Editor's note: The following reports are reprinted with permission from the World Federation of Chiropractic's latest Quarterly World Report (June 2013). To view the complete report including all country reports, visit www.wfc.org.
Iran: In elections held in February, Dr. Hossein Sabbagh was re-elected as president of the Iranian Chiropractic Association (IRCA). Dr Sabbagh, a Life West graduate who practices in Tehran, also represents the chiropractic profession on the Iranian Medical Council (IMC). As reported previously, the practice of chiropractic is fully licensed in Iran. A recent milestone was issue of the 100th license.
Iranians graduating from accredited chiropractic colleges in North America and Europe are sometimes discovering difficulty in gaining licenses to practice in Iran. Dr. Sabbagh has explained in a recent letter to CCE International that this is not because of decisions by the IRCA, but because of regulations imposed by the Ministries of Health and Education. These apply to other international healthcare graduates wanting to practice in Iran, including medical doctors. Accordingly, those studying abroad, especially in Europe, and wanting to practice in Iran should contact the IRCA for advice.
Japan: There is steady progress in the challenging task of bringing order to the practice of chiropractic in Japan, where there is no legislation to regulate practice, and thousands of graduates of local short-course schools claim to be chiropractors.
Dr. Keisuke Takeyachi and Dr. Yoshihiro Murakami, of the Japanese Association of Chiropractors (JAC), reported to the WFC Council and Assembly in Durban that 800 chiropractors in Japan have now completed education at accredited colleges or in accordance with the WHO Guidelines and are eligible for registration on the Japan Chiropractic Register. The target is to have 1,500 chiropractors on the register within five years.
Understanding that regulatory legislation is unlikely for some years yet, the JAC has established the register to demonstrate that the genuine chiropractic profession has the capacity of self-regulation, and to let patients and other health professionals know, through the register's website, where to find duly qualified chiropractors. To qualify for the register, chiropractors must not only have an approved education, but also pass an International Board of Chiropractic Examiners (IBCE) examination that is the equivalent of an NBCE Part IV exam.
In another recent development, the National Consumer Affairs Center of Japan has appointed the JAC as the representative group to set up guidelines on safety and advertising, following increased reports of physical injuries by licensed and non-licensed manual therapists.
Mexico: In a report to the WFC Assembly by Dr. Enrique Benet-Canut, president of the College of Scientific Chiropractors of Mexico (the Colegio), there was announcement of a third chiropractic educational program in Mexico, commencing in August at Veracruz University (UV – Universidad Veracruzana).
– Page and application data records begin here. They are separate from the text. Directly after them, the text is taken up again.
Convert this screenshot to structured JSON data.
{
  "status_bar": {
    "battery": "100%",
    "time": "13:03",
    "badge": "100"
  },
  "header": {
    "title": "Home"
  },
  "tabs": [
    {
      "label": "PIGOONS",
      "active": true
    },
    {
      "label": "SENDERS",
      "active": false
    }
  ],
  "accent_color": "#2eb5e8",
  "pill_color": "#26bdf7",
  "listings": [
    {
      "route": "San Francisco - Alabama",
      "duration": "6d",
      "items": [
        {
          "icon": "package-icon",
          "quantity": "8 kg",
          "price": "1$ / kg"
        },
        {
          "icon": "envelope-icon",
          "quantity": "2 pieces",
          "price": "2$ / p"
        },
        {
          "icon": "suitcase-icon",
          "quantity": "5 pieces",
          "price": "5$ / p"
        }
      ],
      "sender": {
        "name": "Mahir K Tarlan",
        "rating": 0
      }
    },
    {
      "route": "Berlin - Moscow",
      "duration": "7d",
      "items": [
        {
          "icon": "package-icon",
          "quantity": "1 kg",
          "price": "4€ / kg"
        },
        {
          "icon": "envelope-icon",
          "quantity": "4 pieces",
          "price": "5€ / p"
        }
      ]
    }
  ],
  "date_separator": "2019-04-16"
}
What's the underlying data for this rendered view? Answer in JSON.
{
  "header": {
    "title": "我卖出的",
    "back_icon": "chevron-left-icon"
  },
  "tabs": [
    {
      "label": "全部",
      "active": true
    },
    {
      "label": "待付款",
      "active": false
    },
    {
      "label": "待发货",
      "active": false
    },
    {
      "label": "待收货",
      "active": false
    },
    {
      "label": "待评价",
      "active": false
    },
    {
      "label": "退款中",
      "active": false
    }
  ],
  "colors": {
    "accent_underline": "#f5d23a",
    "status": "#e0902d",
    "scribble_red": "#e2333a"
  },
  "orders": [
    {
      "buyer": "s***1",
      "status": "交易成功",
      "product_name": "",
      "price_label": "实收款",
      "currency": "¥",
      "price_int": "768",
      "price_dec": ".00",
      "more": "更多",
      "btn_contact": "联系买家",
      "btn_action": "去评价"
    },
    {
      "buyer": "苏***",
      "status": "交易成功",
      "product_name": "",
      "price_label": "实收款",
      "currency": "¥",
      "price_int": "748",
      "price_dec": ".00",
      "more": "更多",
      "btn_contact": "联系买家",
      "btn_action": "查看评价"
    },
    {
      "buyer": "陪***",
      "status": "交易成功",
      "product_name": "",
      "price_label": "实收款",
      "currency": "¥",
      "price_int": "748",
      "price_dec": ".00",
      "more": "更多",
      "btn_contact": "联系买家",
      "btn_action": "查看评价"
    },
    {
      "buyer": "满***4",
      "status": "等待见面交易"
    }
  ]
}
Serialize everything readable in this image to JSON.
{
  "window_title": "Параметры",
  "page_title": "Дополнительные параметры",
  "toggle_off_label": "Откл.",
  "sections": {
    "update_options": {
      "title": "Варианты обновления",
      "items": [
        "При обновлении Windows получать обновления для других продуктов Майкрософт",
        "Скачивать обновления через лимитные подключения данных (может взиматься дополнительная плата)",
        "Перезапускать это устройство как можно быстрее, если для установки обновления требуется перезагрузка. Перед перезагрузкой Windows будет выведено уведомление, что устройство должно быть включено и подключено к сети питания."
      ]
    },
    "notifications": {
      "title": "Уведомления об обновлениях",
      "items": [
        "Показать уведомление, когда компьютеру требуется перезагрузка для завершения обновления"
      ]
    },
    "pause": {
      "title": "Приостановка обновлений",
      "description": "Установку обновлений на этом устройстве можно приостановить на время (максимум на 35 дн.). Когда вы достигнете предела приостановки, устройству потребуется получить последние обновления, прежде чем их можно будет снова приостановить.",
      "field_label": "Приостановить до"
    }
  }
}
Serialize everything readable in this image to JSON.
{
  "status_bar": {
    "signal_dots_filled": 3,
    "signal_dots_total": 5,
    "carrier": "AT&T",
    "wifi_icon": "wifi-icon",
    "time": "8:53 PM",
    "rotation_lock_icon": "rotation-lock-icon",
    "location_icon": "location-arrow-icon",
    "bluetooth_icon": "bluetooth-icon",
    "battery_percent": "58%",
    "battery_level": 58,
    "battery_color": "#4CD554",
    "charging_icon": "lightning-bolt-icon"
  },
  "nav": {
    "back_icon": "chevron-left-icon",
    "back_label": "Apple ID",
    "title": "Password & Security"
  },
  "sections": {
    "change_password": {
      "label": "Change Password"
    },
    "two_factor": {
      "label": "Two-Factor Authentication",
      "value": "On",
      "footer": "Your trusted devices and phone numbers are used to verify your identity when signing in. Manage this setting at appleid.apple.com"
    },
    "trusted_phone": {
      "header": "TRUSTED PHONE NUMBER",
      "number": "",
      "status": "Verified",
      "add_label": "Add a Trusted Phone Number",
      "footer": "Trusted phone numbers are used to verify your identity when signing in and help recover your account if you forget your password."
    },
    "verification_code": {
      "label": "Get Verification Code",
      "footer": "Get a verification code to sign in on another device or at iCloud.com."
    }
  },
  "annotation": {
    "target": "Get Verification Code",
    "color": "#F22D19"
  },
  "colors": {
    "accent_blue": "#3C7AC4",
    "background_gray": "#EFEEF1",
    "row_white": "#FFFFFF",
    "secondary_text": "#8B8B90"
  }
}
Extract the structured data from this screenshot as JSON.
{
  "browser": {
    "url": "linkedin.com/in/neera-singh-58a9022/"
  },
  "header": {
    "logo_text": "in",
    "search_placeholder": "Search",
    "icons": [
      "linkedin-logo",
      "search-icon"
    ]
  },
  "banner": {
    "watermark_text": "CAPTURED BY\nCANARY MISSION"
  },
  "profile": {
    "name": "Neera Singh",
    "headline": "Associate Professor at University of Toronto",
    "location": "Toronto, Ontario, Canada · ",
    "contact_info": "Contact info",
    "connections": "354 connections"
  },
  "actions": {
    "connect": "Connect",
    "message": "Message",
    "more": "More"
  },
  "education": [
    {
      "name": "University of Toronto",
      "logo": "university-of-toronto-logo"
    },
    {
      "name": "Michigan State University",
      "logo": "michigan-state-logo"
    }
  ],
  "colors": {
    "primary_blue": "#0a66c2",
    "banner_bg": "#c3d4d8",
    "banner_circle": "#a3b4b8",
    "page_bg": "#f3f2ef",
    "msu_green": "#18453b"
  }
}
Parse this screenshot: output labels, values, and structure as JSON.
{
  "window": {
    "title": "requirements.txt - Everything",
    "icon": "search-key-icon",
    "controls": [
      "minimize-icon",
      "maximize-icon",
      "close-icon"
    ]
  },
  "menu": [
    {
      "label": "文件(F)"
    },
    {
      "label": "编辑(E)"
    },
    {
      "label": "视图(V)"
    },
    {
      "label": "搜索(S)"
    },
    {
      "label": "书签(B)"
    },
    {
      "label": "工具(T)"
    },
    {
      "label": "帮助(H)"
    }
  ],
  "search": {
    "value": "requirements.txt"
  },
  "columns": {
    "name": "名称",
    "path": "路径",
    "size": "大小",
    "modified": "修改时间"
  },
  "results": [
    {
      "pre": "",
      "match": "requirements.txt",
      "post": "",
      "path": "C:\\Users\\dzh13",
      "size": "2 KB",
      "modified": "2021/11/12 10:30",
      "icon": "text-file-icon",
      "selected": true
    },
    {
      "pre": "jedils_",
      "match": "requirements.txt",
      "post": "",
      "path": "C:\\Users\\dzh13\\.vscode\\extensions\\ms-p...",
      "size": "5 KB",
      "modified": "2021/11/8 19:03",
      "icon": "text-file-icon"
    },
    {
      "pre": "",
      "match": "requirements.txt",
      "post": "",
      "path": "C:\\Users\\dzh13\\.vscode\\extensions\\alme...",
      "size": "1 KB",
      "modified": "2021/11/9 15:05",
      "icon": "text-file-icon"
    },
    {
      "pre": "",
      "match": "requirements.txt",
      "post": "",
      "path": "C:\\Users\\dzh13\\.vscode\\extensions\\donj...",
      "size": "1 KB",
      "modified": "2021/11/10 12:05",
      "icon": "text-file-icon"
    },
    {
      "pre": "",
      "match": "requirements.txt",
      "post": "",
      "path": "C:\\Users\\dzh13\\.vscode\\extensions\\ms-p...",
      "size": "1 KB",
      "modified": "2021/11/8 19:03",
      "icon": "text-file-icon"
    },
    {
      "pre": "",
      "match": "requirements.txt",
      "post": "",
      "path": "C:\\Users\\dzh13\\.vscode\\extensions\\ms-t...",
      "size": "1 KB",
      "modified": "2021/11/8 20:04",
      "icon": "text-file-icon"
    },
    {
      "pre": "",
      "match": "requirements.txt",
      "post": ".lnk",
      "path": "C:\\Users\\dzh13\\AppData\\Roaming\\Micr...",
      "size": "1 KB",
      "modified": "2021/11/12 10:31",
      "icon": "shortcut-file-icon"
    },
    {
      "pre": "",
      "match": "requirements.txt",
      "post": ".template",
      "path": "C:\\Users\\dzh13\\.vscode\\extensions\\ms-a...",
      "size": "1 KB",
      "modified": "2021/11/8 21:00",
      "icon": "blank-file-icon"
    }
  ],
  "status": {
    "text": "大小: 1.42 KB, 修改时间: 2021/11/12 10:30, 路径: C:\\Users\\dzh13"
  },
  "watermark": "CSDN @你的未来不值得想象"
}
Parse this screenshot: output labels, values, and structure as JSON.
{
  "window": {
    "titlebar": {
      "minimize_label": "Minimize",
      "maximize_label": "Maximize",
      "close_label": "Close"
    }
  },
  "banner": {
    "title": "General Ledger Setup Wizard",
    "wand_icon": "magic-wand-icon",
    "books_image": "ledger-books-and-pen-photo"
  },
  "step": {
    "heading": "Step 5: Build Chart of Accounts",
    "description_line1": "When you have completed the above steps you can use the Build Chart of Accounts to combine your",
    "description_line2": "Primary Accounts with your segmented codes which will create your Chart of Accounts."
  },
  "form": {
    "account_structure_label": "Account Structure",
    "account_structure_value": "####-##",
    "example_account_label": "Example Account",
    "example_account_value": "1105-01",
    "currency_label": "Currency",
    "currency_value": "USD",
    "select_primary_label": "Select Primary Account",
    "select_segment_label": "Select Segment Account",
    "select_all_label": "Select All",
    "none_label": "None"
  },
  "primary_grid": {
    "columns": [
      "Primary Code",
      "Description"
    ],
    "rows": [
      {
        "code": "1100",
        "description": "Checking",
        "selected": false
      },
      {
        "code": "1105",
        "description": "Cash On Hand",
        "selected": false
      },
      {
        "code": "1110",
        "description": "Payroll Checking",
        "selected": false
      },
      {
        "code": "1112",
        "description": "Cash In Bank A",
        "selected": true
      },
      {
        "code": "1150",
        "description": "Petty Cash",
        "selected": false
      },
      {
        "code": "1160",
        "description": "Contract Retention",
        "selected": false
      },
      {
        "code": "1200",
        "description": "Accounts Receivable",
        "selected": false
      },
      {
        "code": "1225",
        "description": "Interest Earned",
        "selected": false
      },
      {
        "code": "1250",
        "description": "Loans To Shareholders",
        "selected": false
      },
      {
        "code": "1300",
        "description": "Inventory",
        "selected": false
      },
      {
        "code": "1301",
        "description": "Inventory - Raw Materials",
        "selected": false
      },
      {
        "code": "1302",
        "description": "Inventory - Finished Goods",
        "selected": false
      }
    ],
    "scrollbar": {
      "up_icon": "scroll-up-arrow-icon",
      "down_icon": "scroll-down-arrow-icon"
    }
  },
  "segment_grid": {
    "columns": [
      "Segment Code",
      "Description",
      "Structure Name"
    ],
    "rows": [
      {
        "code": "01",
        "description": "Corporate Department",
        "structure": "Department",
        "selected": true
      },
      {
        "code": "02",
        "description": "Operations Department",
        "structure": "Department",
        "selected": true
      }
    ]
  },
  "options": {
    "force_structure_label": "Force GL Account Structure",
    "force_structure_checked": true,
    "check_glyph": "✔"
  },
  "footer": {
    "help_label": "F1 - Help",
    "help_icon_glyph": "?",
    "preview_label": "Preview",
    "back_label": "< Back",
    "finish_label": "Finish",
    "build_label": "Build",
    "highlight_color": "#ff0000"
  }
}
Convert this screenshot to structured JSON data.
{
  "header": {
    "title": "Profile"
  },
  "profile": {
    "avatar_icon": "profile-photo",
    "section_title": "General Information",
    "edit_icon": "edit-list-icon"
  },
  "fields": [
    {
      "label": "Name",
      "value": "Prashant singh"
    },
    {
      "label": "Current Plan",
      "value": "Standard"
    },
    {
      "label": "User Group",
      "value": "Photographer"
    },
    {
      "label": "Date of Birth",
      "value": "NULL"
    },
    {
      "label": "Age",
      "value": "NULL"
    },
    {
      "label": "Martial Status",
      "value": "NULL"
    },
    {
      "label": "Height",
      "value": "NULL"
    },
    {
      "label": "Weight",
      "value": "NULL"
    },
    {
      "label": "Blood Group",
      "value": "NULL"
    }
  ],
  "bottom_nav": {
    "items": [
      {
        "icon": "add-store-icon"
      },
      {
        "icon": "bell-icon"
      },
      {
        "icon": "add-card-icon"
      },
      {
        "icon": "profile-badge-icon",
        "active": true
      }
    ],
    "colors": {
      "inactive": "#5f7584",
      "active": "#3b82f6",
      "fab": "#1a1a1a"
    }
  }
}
This is a result of a partnership between the UV, the Colegio, and Northwestern Health Sciences University (Minnesota). It was a similar partnership between the Colegio and Northwestern that led to Mexico's two current state university programs, at the State University of the Valley of Ecatepec (UNEVE – Universidad Estatal del Valle de Ecatepec) and the State University of the Valley of Toluca (UNEVT – Universidad Estatal del Valle de Toluca), both near Mexico City.
UV, an independent university founded 60 years ago in the port city of Veracruz, is a large and prestigious university with more than 60,000 students. It offers various health science programs, including medicine, at its five campuses. The chiropractic program is being offered within the School of Medicine.
Spain: The Spanish Chiropractors' Association (AEQ) hosted the ECU's 2013 Annual Convention in Sitges near Barcelona from May 9-11, and many delegates took the opportunity to visit the Barcelona College of Chiropractic (BCC), one of Spain's two new chiropractic colleges established during the past five years.
The Barcelona College of Chiropractic, which is affiliated with the Pompeu Fabra University (UPF), holds most of its classes and has its administrative offices there. UPF, a prestigious Spanish university with five campuses in and around Barcelona, will award a master's degree in chiropractic to graduating students.
The BCC foundation class is now in clinical training in a spacious and impressive new clinic in central Barcelona. BCC's 120 students are in a bilingual program that requires fluency in Spanish and English upon graduation.
For a video introduction to the BCC hosted by Principal Dr. Adrian Wenban, visit www.bcchiropractic.es.